* [YOUR ASSIGNMENT] Every word in the data below belongs in your copy, exactly as given; the pictures do not.

* [THE DATA]
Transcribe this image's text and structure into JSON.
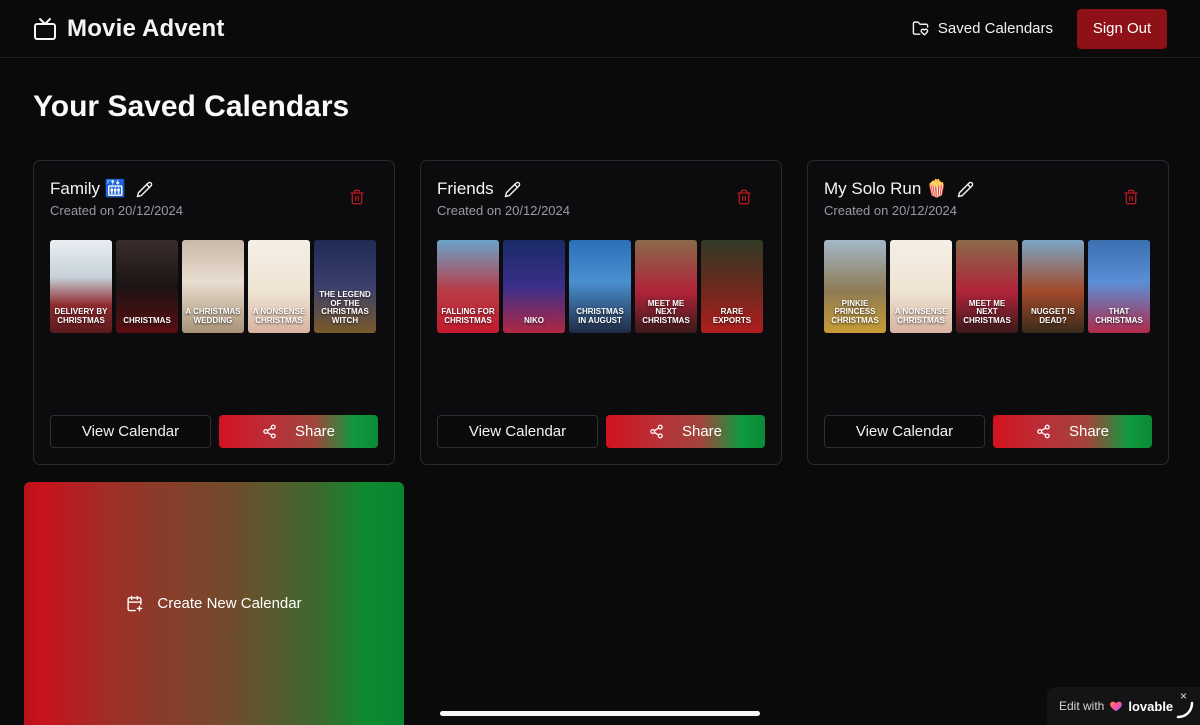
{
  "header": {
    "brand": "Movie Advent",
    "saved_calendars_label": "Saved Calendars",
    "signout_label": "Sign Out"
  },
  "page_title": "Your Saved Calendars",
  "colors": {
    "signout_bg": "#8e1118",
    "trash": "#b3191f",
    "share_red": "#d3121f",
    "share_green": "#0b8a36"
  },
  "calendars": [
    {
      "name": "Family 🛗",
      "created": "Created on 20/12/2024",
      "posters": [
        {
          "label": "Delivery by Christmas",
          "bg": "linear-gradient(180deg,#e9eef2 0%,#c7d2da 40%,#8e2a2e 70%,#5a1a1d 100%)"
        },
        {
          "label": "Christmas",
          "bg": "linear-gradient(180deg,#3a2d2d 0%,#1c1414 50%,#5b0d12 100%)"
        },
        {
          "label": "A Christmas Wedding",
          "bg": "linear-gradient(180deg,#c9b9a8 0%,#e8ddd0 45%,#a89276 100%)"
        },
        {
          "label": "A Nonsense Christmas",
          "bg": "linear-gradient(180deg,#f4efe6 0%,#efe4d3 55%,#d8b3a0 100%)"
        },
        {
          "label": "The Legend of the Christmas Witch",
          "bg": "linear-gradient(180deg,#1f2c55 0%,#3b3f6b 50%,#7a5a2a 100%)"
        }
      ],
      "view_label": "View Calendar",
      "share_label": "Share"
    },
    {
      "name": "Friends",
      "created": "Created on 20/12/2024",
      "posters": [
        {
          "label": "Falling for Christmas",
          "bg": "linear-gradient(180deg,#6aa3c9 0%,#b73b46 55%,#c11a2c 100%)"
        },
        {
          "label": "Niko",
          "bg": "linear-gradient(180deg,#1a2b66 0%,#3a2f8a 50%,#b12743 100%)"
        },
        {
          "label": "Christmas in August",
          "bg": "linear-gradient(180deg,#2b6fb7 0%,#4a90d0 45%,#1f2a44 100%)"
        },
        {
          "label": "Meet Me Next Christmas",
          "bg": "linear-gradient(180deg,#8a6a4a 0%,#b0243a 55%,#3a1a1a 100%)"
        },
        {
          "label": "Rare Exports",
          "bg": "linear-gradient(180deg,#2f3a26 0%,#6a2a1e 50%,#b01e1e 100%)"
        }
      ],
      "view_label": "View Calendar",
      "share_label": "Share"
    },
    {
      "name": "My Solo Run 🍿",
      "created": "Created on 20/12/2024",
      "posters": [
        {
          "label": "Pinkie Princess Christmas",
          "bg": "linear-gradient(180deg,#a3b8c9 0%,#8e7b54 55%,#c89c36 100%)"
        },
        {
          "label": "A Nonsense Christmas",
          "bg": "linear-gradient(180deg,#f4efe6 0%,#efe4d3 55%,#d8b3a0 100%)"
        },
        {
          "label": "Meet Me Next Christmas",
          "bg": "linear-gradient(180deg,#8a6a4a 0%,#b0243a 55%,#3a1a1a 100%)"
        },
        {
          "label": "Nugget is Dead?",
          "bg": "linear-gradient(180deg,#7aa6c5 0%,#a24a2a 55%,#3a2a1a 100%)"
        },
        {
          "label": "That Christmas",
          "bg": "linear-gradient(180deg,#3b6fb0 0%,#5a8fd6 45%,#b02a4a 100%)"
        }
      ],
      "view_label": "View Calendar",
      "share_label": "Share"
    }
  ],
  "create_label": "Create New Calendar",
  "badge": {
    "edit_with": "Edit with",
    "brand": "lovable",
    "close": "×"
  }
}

* [REPLY]
Transcribe this image's text and structure into JSON.
{
  "header": {
    "brand": "Movie Advent",
    "saved_calendars_label": "Saved Calendars",
    "signout_label": "Sign Out"
  },
  "page_title": "Your Saved Calendars",
  "colors": {
    "signout_bg": "#8e1118",
    "trash": "#b3191f",
    "share_red": "#d3121f",
    "share_green": "#0b8a36"
  },
  "calendars": [
    {
      "name": "Family 🛗",
      "created": "Created on 20/12/2024",
      "posters": [
        {
          "label": "Delivery by Christmas",
          "bg": "linear-gradient(180deg,#e9eef2 0%,#c7d2da 40%,#8e2a2e 70%,#5a1a1d 100%)"
        },
        {
          "label": "Christmas",
          "bg": "linear-gradient(180deg,#3a2d2d 0%,#1c1414 50%,#5b0d12 100%)"
        },
        {
          "label": "A Christmas Wedding",
          "bg": "linear-gradient(180deg,#c9b9a8 0%,#e8ddd0 45%,#a89276 100%)"
        },
        {
          "label": "A Nonsense Christmas",
          "bg": "linear-gradient(180deg,#f4efe6 0%,#efe4d3 55%,#d8b3a0 100%)"
        },
        {
          "label": "The Legend of the Christmas Witch",
          "bg": "linear-gradient(180deg,#1f2c55 0%,#3b3f6b 50%,#7a5a2a 100%)"
        }
      ],
      "view_label": "View Calendar",
      "share_label": "Share"
    },
    {
      "name": "Friends",
      "created": "Created on 20/12/2024",
      "posters": [
        {
          "label": "Falling for Christmas",
          "bg": "linear-gradient(180deg,#6aa3c9 0%,#b73b46 55%,#c11a2c 100%)"
        },
        {
          "label": "Niko",
          "bg": "linear-gradient(180deg,#1a2b66 0%,#3a2f8a 50%,#b12743 100%)"
        },
        {
          "label": "Christmas in August",
          "bg": "linear-gradient(180deg,#2b6fb7 0%,#4a90d0 45%,#1f2a44 100%)"
        },
        {
          "label": "Meet Me Next Christmas",
          "bg": "linear-gradient(180deg,#8a6a4a 0%,#b0243a 55%,#3a1a1a 100%)"
        },
        {
          "label": "Rare Exports",
          "bg": "linear-gradient(180deg,#2f3a26 0%,#6a2a1e 50%,#b01e1e 100%)"
        }
      ],
      "view_label": "View Calendar",
      "share_label": "Share"
    },
    {
      "name": "My Solo Run 🍿",
      "created": "Created on 20/12/2024",
      "posters": [
        {
          "label": "Pinkie Princess Christmas",
          "bg": "linear-gradient(180deg,#a3b8c9 0%,#8e7b54 55%,#c89c36 100%)"
        },
        {
          "label": "A Nonsense Christmas",
          "bg": "linear-gradient(180deg,#f4efe6 0%,#efe4d3 55%,#d8b3a0 100%)"
        },
        {
          "label": "Meet Me Next Christmas",
          "bg": "linear-gradient(180deg,#8a6a4a 0%,#b0243a 55%,#3a1a1a 100%)"
        },
        {
          "label": "Nugget is Dead?",
          "bg": "linear-gradient(180deg,#7aa6c5 0%,#a24a2a 55%,#3a2a1a 100%)"
        },
        {
          "label": "That Christmas",
          "bg": "linear-gradient(180deg,#3b6fb0 0%,#5a8fd6 45%,#b02a4a 100%)"
        }
      ],
      "view_label": "View Calendar",
      "share_label": "Share"
    }
  ],
  "create_label": "Create New Calendar",
  "badge": {
    "edit_with": "Edit with",
    "brand": "lovable",
    "close": "×"
  }
}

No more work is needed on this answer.